REQUIRED WORK:
Using the word "text" as the filter, copy each matching line from the records.

** Opening DATA FOR REVIEW block **

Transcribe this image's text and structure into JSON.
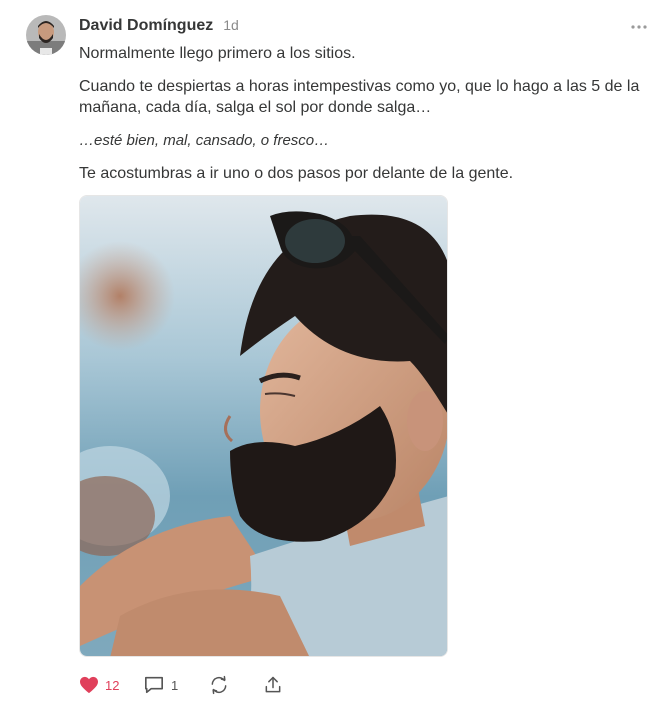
{
  "post": {
    "author": "David Domínguez",
    "timestamp": "1d",
    "paragraphs": [
      "Normalmente llego primero a los sitios.",
      "Cuando te despiertas a horas intempestivas como yo, que lo hago a las 5 de la mañana, cada día, salga el sol por donde salga…",
      "…esté bien, mal, cansado, o fresco…",
      "Te acostumbras a ir uno o dos pasos por delante de la gente."
    ]
  },
  "actions": {
    "like_icon": "heart-icon",
    "like_count": "12",
    "comment_icon": "comment-icon",
    "comment_count": "1",
    "restack_icon": "restack-icon",
    "share_icon": "share-icon"
  },
  "icons": {
    "more": "more-dots-icon"
  },
  "colors": {
    "text": "#363737",
    "muted": "#8a8a8a",
    "like": "#e0405b"
  }
}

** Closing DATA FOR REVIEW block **

SOLUTION FOR THIS PROBLEM:
Transcribe this image's text and structure into JSON.
    "text": "#363737",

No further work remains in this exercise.